Oxford team shortlisted for Cancer Research UK’s Grand Challenge award

A multi-disciplinary team of scientists led by Oxford University has been shortlisted along with eight other groups, to the final stages of Cancer Research UK’s global Grand Challenge – an ambitious series of £20m cancer grants tackling some of the toughest questions in cancer research.

Led by the University of Oxford’s Professor Freddie Hamdy, and including researchers from three different countries, the team plans to distinguish between a lethal prostate cancer and one that doesn’t need treatment. They will combine detailed molecular analysis of existing samples with novel lines of investigation in new patient groups – aiming to understand what biological features are present at the earliest point when cancer spreads or becomes resistant to treatment.

The overall goal is to reduce unnecessary treatment of ‘safe’ cancers, and ensure rapid and thorough treatment of those likely to be lethal. The team hope to develop and test a ‘molecular checklist’ of features that will make this a reality.

The team will now receive seed-funding to draft their full research proposal, and the winning proposal will be announced in autumn 2016.

The Grand Challenge award aims to revolutionise how we diagnose, prevent and treat cancer by uniting teams of the best scientists around the world to come up with answers to crucial questions about how to save more lives from cancer.

Sir Harpal Kumar, Cancer Research UK’s chief executive, said: “The calibre of applications for our Grand Challenge is evidence of the remarkable global talent working in cancer research. It’s inspiring to see scientists of all disciplines and nations unite in the fight against the disease.”

Dr Rick Klausner, chair of the Grand Challenge advisory panel, said: “With so many exceptional teams proposing novel approaches, it was no easy task to pick our shortlist, but we’re delighted with the teams we’ve selected and look forward to hearing more about their plans to beat the toughest questions in cancer. At least one of these teams will be awarded the first ever Grand Challenge award later this year.

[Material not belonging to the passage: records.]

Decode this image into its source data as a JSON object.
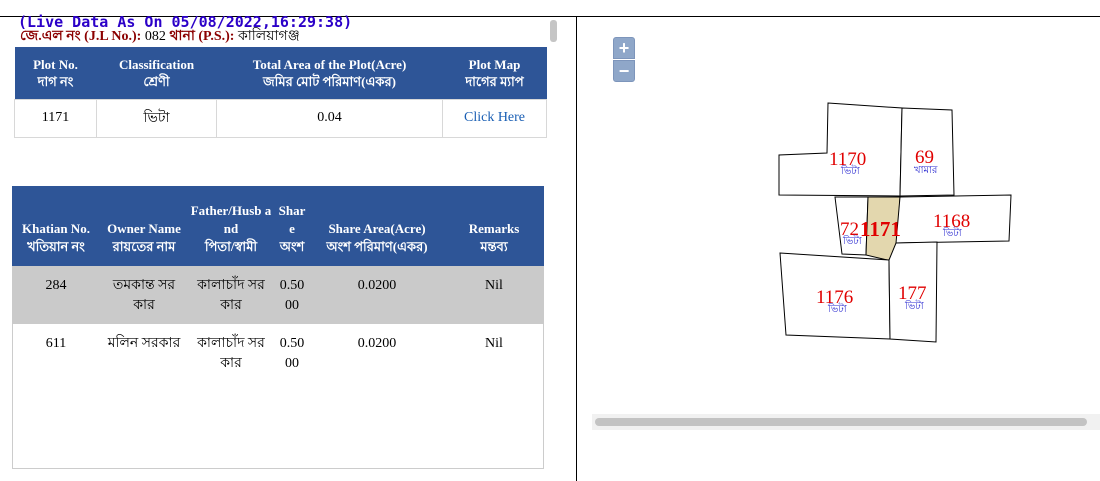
{
  "header": {
    "live_data": "(Live Data As On 05/08/2022,16:29:38)",
    "jl_label": "জে.এল নং (J.L No.):",
    "jl_value": "082",
    "ps_label": "থানা (P.S.):",
    "ps_value": "কালিয়াগঞ্জ"
  },
  "plot_table": {
    "headers": [
      {
        "en": "Plot No.",
        "bn": "দাগ নং"
      },
      {
        "en": "Classification",
        "bn": "শ্রেণী"
      },
      {
        "en": "Total Area of the Plot(Acre)",
        "bn": "জমির মোট পরিমাণ(একর)"
      },
      {
        "en": "Plot Map",
        "bn": "দাগের ম্যাপ"
      }
    ],
    "row": {
      "plot_no": "1171",
      "classification": "ভিটা",
      "total_area": "0.04",
      "map_link": "Click Here"
    }
  },
  "owner_table": {
    "headers": [
      {
        "en": "Khatian No.",
        "bn": "খতিয়ান নং"
      },
      {
        "en": "Owner Name",
        "bn": "রায়তের নাম"
      },
      {
        "en": "Father/Husb and",
        "bn": "পিতা/স্বামী"
      },
      {
        "en": "Share",
        "bn": "অংশ"
      },
      {
        "en": "Share Area(Acre)",
        "bn": "অংশ পরিমাণ(একর)"
      },
      {
        "en": "Remarks",
        "bn": "মন্তব্য"
      }
    ],
    "rows": [
      {
        "khatian": "284",
        "owner": "তমকান্ত সরকার",
        "father": "কালাচাঁদ সরকার",
        "share": "0.5000",
        "share_area": "0.0200",
        "remarks": "Nil"
      },
      {
        "khatian": "611",
        "owner": "মলিন সরকার",
        "father": "কালাচাঁদ সরকার",
        "share": "0.5000",
        "share_area": "0.0200",
        "remarks": "Nil"
      }
    ]
  },
  "map": {
    "zoom_in": "+",
    "zoom_out": "−",
    "highlight_color": "#e3d7ae",
    "label_color": "#e00000",
    "sub_label_color": "#2a2ad0",
    "parcels": [
      {
        "id": "1170",
        "land_type": "ভিটা"
      },
      {
        "id": "69",
        "land_type": "খামার"
      },
      {
        "id": "72",
        "land_type": "ভিটা"
      },
      {
        "id": "1171",
        "land_type": ""
      },
      {
        "id": "1168",
        "land_type": "ভিটা"
      },
      {
        "id": "1176",
        "land_type": "ভিটা"
      },
      {
        "id": "177",
        "land_type": "ভিটা"
      }
    ]
  }
}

Oxford University’s Professor Freddie Hamdy said: “Prostate cancer is one of the most common, but also most controversial cancers to manage. We are now set to answer the most difficult question of all: How can we recognise aggressive disease as early as possible, in order to treat the right patient, at the right time, with the right treatment option? With the exciting world-leading team we have put together, and unprecedented material from thousands of generous patients, we will rise to this challenge put to us by Cancer Research UK.”

Pioneering Oxford surgery technique could improve treatment for prostate cancer

Technology developed in Oxford to make tumour cells fluorescent could improve surgery outcomes for men with prostate cancer. From this Autumn, the method will be offered to patients as part of a trial at the Churchill Hospital run jointly by Oxford University and Oxford University Hospitals Trust and supported by Cancer Research UK.

Fluorescent compounds show up diseased cells during keyhole operations, allowing surgeons to be more precise when removing the prostate and tissue around it. Freddie Hamdy, the Nuffield Professor of Surgery and Cancer Research UK Oxford Centre Member, said this meant doctors could avoid taking away too much tissue, or too little.

He said: “The keyhole surgery programme is doing very well, but when we look inside we cannot always see the cancer. We see the prostate and most of the structure but the cancer is not often visible to the naked eye. If we take too much then it can have an adverse impact on continence and sexual function. If we do not take enough we leave cancer cells behind. So we need to create a new eye for the surgeons.”

The new technique combines the fluorescent compound with new camera technology developed by Boris Vojnovic, of the university’s Department of Oncology. The compound illuminates cancer cells, so the surgeon can use the camera to see exactly what needs to be removed.

Prof Hamdy added: “This means when we do the surgical procedure we can take exactly the right amount of tissue and try and guarantee a good outcome.”

Each year about about 40,000 men in the UK are diagnosed with a prostate tumour, the most common cancer in men. Treating prostate cancer in its early stages can be beneficial in some cases, but the side effects of the various treatments are also potentially serious. Prof Hamdy said: “You could over-treat someone even though he may have gone through life without seeing any of the effects.”

A major trial, called ProtecT (Prostate testing for cancer and Treatment) and funded by the National Institute for Health Research, has been completed to try and help reduce over-treatment. It has been running in nine centres of the UK since 1999, with Oxford University acting as a sponsor, and has involved more than 80,000 men – making it the largest study of its kind. The study is due to report back in the coming months. A separate trial, PART (Partial prostate Ablation versus Radical prosTatectomy), is also looking at focal therapy. Because treatments for prostate cancer can have a range of side effects, scientists also want to develop new methods that reduce the burden on patients but still control the cancer. PART is comparing the effects of removing the whole prostate with those of partial destruction using high-intensity focused ultrasound.

This article originally appeared in the Oxford Mail, and can be viewed online here